One of the great advantages and incentive to visit Europe and it’s countries is the history. The age of the place and it’s civilisations makes for fascinating history and remnants that can be visited and admired. But while this history creates spectacular architecture and conjures up the imagination for what may have been so many years ago, it generally means that the facilities and buildings may not be the most comfortable or convenient in todays societies.
Streets can be found to fit only a single car and the footpaths barely even fit a person at times. Sewerage networks are constantly having to be repaired or replaced. The same thing with plumbing and shoddy electrical fittings that are crammed into buildings that were not designed for their use when constructed. Cities are (understandably) reluctant to knock down these historical artefacts in order to rebuild something more modern – particularly in the center.
If a visitor comes from a relatively young and therefore more “modern” country, this can be in stark contrast to their hometown.
The south-western town of Montpellier proves itself to be surprisingly different. One wouldn’t exactly call it modern, but perhaps this is the most appropriate word to describe it, at least relative to the other French towns visited.
Upon arriving at the city limits there is a different feeling. There is greenery along the roads. And the roads seem wider and more organised too. People here will complain about the traffic being horrendous and the road networks not adequately planned in conjunction with public transport, but in actuality the transport network of Montpellier (roads included) operate at a much higher efficiency than other French towns. Modern trams drive past at regular intervals.
The buildings here appear more modern. Outside of the inner city limits the architecture is more modern. Inside the city limits the architecture remains ancient but there is still a feeling that they are more modern. They appear cleaner and perhaps more polished throughout their renovations. The buildings of the inner city limits are clearly historical and were constructed long ago, but the interiors present themselves with a modern feel and high quality facilities.
Montpellier certainly presents itself as a modern alternative to the other cities of France. And it feels like it prides itself on this modernity too. It doesn’t seem to place too much emphasis on historical sites and instead feels free to move on into the present world.
The fact is that Montpellier was not always the thriving city that it is now. It was much smaller and it was not until initiatives were devised to bring higher education to the city that things began to change. Now, Montpellier is regarded as one of the largest student cities of France and hosts many universities. Students from all over France opt to come to Montpellier for their university studies. Due to this reason, the population is in general quite young and this creates a lively bar and café scene in the inner city. It’s this population that forced the city to expand, creating new residential areas.
Montpellier is thus an educated city and attracts various industries. Large technology companies have offices here and it creates various employment opportunities for the locals. It still very much holds the French values and culture but in many ways Montpellier is a city far separated from the ideals of France because of it’s decreased emphasis on history.
It’s almost as if it doesn’t bother to look behind, instead opting to dedicate itself to progressing forward. With this dedication, it moves at a much faster rate than the other cities, which prefer to progress at a slower rate for fear of damaging their historical prestige.

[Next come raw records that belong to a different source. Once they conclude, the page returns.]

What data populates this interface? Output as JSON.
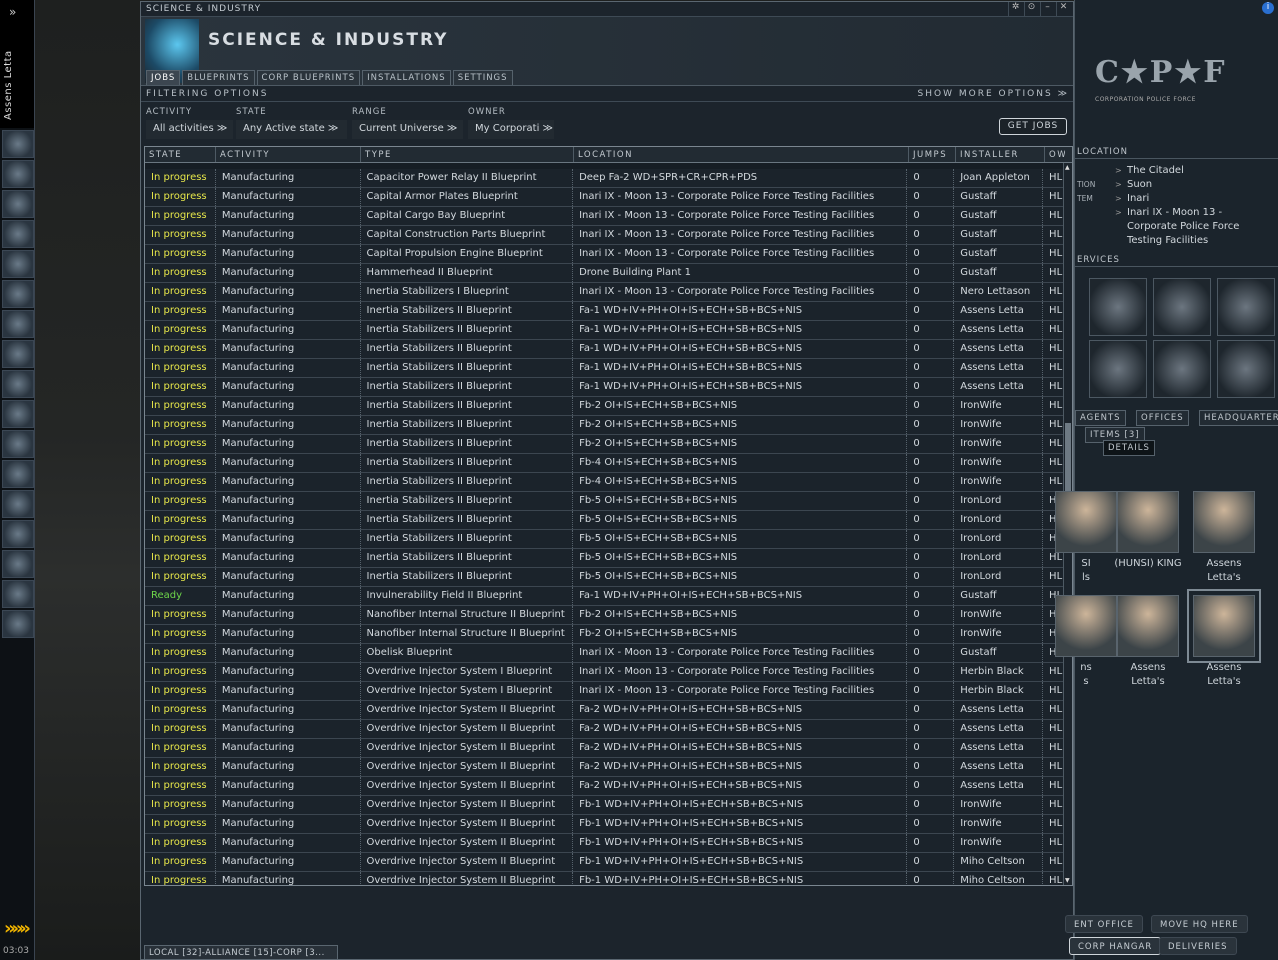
{
  "neocom": {
    "expand": "»",
    "pilot": "Assens Letta",
    "clock": "03:03",
    "arrow": "»»»"
  },
  "window": {
    "titlebar": "SCIENCE & INDUSTRY",
    "title": "SCIENCE & INDUSTRY",
    "tabs": [
      "JOBS",
      "BLUEPRINTS",
      "CORP BLUEPRINTS",
      "INSTALLATIONS",
      "SETTINGS"
    ],
    "filtering": "FILTERING OPTIONS",
    "show_more": "SHOW MORE OPTIONS ≫",
    "filters": {
      "activity": {
        "label": "ACTIVITY",
        "value": "All activities"
      },
      "state": {
        "label": "STATE",
        "value": "Any Active state"
      },
      "range": {
        "label": "RANGE",
        "value": "Current Universe"
      },
      "owner": {
        "label": "OWNER",
        "value": "My Corporati"
      }
    },
    "get_jobs": "GET JOBS",
    "columns": [
      "STATE",
      "ACTIVITY",
      "TYPE",
      "LOCATION",
      "JUMPS",
      "INSTALLER",
      "OWN"
    ],
    "rows": [
      [
        "In progress",
        "Manufacturing",
        "Capacitor Power Relay II Blueprint",
        "Deep Fa-2 WD+SPR+CR+CPR+PDS",
        "0",
        "Joan Appleton",
        "HL"
      ],
      [
        "In progress",
        "Manufacturing",
        "Capital Armor Plates Blueprint",
        "Inari IX - Moon 13 - Corporate Police Force Testing Facilities",
        "0",
        "Gustaff",
        "HL"
      ],
      [
        "In progress",
        "Manufacturing",
        "Capital Cargo Bay Blueprint",
        "Inari IX - Moon 13 - Corporate Police Force Testing Facilities",
        "0",
        "Gustaff",
        "HL"
      ],
      [
        "In progress",
        "Manufacturing",
        "Capital Construction Parts Blueprint",
        "Inari IX - Moon 13 - Corporate Police Force Testing Facilities",
        "0",
        "Gustaff",
        "HL"
      ],
      [
        "In progress",
        "Manufacturing",
        "Capital Propulsion Engine Blueprint",
        "Inari IX - Moon 13 - Corporate Police Force Testing Facilities",
        "0",
        "Gustaff",
        "HL"
      ],
      [
        "In progress",
        "Manufacturing",
        "Hammerhead II Blueprint",
        "Drone Building Plant 1",
        "0",
        "Gustaff",
        "HL"
      ],
      [
        "In progress",
        "Manufacturing",
        "Inertia Stabilizers I Blueprint",
        "Inari IX - Moon 13 - Corporate Police Force Testing Facilities",
        "0",
        "Nero Lettason",
        "HL"
      ],
      [
        "In progress",
        "Manufacturing",
        "Inertia Stabilizers II Blueprint",
        "Fa-1 WD+IV+PH+OI+IS+ECH+SB+BCS+NIS",
        "0",
        "Assens Letta",
        "HL"
      ],
      [
        "In progress",
        "Manufacturing",
        "Inertia Stabilizers II Blueprint",
        "Fa-1 WD+IV+PH+OI+IS+ECH+SB+BCS+NIS",
        "0",
        "Assens Letta",
        "HL"
      ],
      [
        "In progress",
        "Manufacturing",
        "Inertia Stabilizers II Blueprint",
        "Fa-1 WD+IV+PH+OI+IS+ECH+SB+BCS+NIS",
        "0",
        "Assens Letta",
        "HL"
      ],
      [
        "In progress",
        "Manufacturing",
        "Inertia Stabilizers II Blueprint",
        "Fa-1 WD+IV+PH+OI+IS+ECH+SB+BCS+NIS",
        "0",
        "Assens Letta",
        "HL"
      ],
      [
        "In progress",
        "Manufacturing",
        "Inertia Stabilizers II Blueprint",
        "Fa-1 WD+IV+PH+OI+IS+ECH+SB+BCS+NIS",
        "0",
        "Assens Letta",
        "HL"
      ],
      [
        "In progress",
        "Manufacturing",
        "Inertia Stabilizers II Blueprint",
        "Fb-2 OI+IS+ECH+SB+BCS+NIS",
        "0",
        "IronWife",
        "HL"
      ],
      [
        "In progress",
        "Manufacturing",
        "Inertia Stabilizers II Blueprint",
        "Fb-2 OI+IS+ECH+SB+BCS+NIS",
        "0",
        "IronWife",
        "HL"
      ],
      [
        "In progress",
        "Manufacturing",
        "Inertia Stabilizers II Blueprint",
        "Fb-2 OI+IS+ECH+SB+BCS+NIS",
        "0",
        "IronWife",
        "HL"
      ],
      [
        "In progress",
        "Manufacturing",
        "Inertia Stabilizers II Blueprint",
        "Fb-4 OI+IS+ECH+SB+BCS+NIS",
        "0",
        "IronWife",
        "HL"
      ],
      [
        "In progress",
        "Manufacturing",
        "Inertia Stabilizers II Blueprint",
        "Fb-4 OI+IS+ECH+SB+BCS+NIS",
        "0",
        "IronWife",
        "HL"
      ],
      [
        "In progress",
        "Manufacturing",
        "Inertia Stabilizers II Blueprint",
        "Fb-5 OI+IS+ECH+SB+BCS+NIS",
        "0",
        "IronLord",
        "HL"
      ],
      [
        "In progress",
        "Manufacturing",
        "Inertia Stabilizers II Blueprint",
        "Fb-5 OI+IS+ECH+SB+BCS+NIS",
        "0",
        "IronLord",
        "HL"
      ],
      [
        "In progress",
        "Manufacturing",
        "Inertia Stabilizers II Blueprint",
        "Fb-5 OI+IS+ECH+SB+BCS+NIS",
        "0",
        "IronLord",
        "HL"
      ],
      [
        "In progress",
        "Manufacturing",
        "Inertia Stabilizers II Blueprint",
        "Fb-5 OI+IS+ECH+SB+BCS+NIS",
        "0",
        "IronLord",
        "HL"
      ],
      [
        "In progress",
        "Manufacturing",
        "Inertia Stabilizers II Blueprint",
        "Fb-5 OI+IS+ECH+SB+BCS+NIS",
        "0",
        "IronLord",
        "HL"
      ],
      [
        "Ready",
        "Manufacturing",
        "Invulnerability Field II Blueprint",
        "Fa-1 WD+IV+PH+OI+IS+ECH+SB+BCS+NIS",
        "0",
        "Gustaff",
        "HL"
      ],
      [
        "In progress",
        "Manufacturing",
        "Nanofiber Internal Structure II Blueprint",
        "Fb-2 OI+IS+ECH+SB+BCS+NIS",
        "0",
        "IronWife",
        "HL"
      ],
      [
        "In progress",
        "Manufacturing",
        "Nanofiber Internal Structure II Blueprint",
        "Fb-2 OI+IS+ECH+SB+BCS+NIS",
        "0",
        "IronWife",
        "HL"
      ],
      [
        "In progress",
        "Manufacturing",
        "Obelisk Blueprint",
        "Inari IX - Moon 13 - Corporate Police Force Testing Facilities",
        "0",
        "Gustaff",
        "HL"
      ],
      [
        "In progress",
        "Manufacturing",
        "Overdrive Injector System I Blueprint",
        "Inari IX - Moon 13 - Corporate Police Force Testing Facilities",
        "0",
        "Herbin Black",
        "HL"
      ],
      [
        "In progress",
        "Manufacturing",
        "Overdrive Injector System I Blueprint",
        "Inari IX - Moon 13 - Corporate Police Force Testing Facilities",
        "0",
        "Herbin Black",
        "HL"
      ],
      [
        "In progress",
        "Manufacturing",
        "Overdrive Injector System II Blueprint",
        "Fa-2 WD+IV+PH+OI+IS+ECH+SB+BCS+NIS",
        "0",
        "Assens Letta",
        "HL"
      ],
      [
        "In progress",
        "Manufacturing",
        "Overdrive Injector System II Blueprint",
        "Fa-2 WD+IV+PH+OI+IS+ECH+SB+BCS+NIS",
        "0",
        "Assens Letta",
        "HL"
      ],
      [
        "In progress",
        "Manufacturing",
        "Overdrive Injector System II Blueprint",
        "Fa-2 WD+IV+PH+OI+IS+ECH+SB+BCS+NIS",
        "0",
        "Assens Letta",
        "HL"
      ],
      [
        "In progress",
        "Manufacturing",
        "Overdrive Injector System II Blueprint",
        "Fa-2 WD+IV+PH+OI+IS+ECH+SB+BCS+NIS",
        "0",
        "Assens Letta",
        "HL"
      ],
      [
        "In progress",
        "Manufacturing",
        "Overdrive Injector System II Blueprint",
        "Fa-2 WD+IV+PH+OI+IS+ECH+SB+BCS+NIS",
        "0",
        "Assens Letta",
        "HL"
      ],
      [
        "In progress",
        "Manufacturing",
        "Overdrive Injector System II Blueprint",
        "Fb-1 WD+IV+PH+OI+IS+ECH+SB+BCS+NIS",
        "0",
        "IronWife",
        "HL"
      ],
      [
        "In progress",
        "Manufacturing",
        "Overdrive Injector System II Blueprint",
        "Fb-1 WD+IV+PH+OI+IS+ECH+SB+BCS+NIS",
        "0",
        "IronWife",
        "HL"
      ],
      [
        "In progress",
        "Manufacturing",
        "Overdrive Injector System II Blueprint",
        "Fb-1 WD+IV+PH+OI+IS+ECH+SB+BCS+NIS",
        "0",
        "IronWife",
        "HL"
      ],
      [
        "In progress",
        "Manufacturing",
        "Overdrive Injector System II Blueprint",
        "Fb-1 WD+IV+PH+OI+IS+ECH+SB+BCS+NIS",
        "0",
        "Miho Celtson",
        "HL"
      ],
      [
        "In progress",
        "Manufacturing",
        "Overdrive Injector System II Blueprint",
        "Fb-1 WD+IV+PH+OI+IS+ECH+SB+BCS+NIS",
        "0",
        "Miho Celtson",
        "HL"
      ]
    ],
    "chat": "LOCAL [32]-ALLIANCE [15]-CORP [3..."
  },
  "station": {
    "logo": "C★P★F",
    "logo_sub": "CORPORATION POLICE FORCE",
    "location_header": "LOCATION",
    "location": [
      {
        "k": "",
        "v": "The Citadel"
      },
      {
        "k": "TION",
        "v": "Suon"
      },
      {
        "k": "TEM",
        "v": "Inari"
      },
      {
        "k": "",
        "v": "Inari IX - Moon 13 -"
      },
      {
        "k": "",
        "v": "Corporate Police Force"
      },
      {
        "k": "",
        "v": "Testing Facilities"
      }
    ],
    "services_header": "ERVICES",
    "tabs": [
      "AGENTS",
      "OFFICES",
      "HEADQUARTERS"
    ],
    "items_tab": "ITEMS [3]",
    "tooltip": "DETAILS",
    "ships": [
      {
        "l1": "SI",
        "l2": "ls"
      },
      {
        "l1": "(HUNSI) KING",
        "l2": ""
      },
      {
        "l1": "Assens",
        "l2": "Letta's"
      },
      {
        "l1": "ns",
        "l2": "s"
      },
      {
        "l1": "Assens",
        "l2": "Letta's"
      },
      {
        "l1": "Assens",
        "l2": "Letta's"
      }
    ],
    "buttons": [
      "ENT OFFICE",
      "MOVE HQ HERE",
      "CORP HANGAR",
      "DELIVERIES"
    ]
  },
  "colors": {
    "in_progress": "#e6e64a",
    "ready": "#6ed64a"
  }
}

That’s not to say that there doesn’t remain any history in Montpellier. A visit to the Faculté de Medecine de Montpellier shows that it goes back to the 11th century. There are plenty of monuments to visit.
Montpellier appears to be one of the cities within France the most comfortable to live in. But it’s not without it’s downsides. Surprisingly, given it’s intellectual and industrial superiority, it contains a relatively large amount of the homeless. Perhaps this is only the case in summer when the warm southern climates attract them here as a more comfortable alternative to sleep outside, but there are many within the more touristic areas of the city.
Not only this, they were the worst kind of homeless. Not the kind to sit quietly on the side of the street holding a cup, but the kind that would instead sit next to an ATM and then talk to you as you withdraw cash. They say outside of the supermarkets, knowing that you had most likely received change as a result of your purchase and then hassle you as you exit. They go out of their way to walk up to you and ask you to help them out. They force you to look into their eyes and say no, and when you do they will give you a look of disappointment, as if all hope of feeding their family has just been shattered. Of course it hasn’t, they know how to deal with the situation – they get told no hundreds of times a day, but they know the best ways to exploit tourists and the young, idealistic population of Montpellier.
Montpellier also doesn’t contain any large, inner city parks to sit down and enjoy the shade with a picnic on a warm summers day. There are some small parks, but they don’t really offer anything in terms of escaping the city life in a small sanctuary.
It is not the most naturally rich or beautiful city, but Montpellier is one of the most organised and well planned, something that a lot of other French cities could learn from.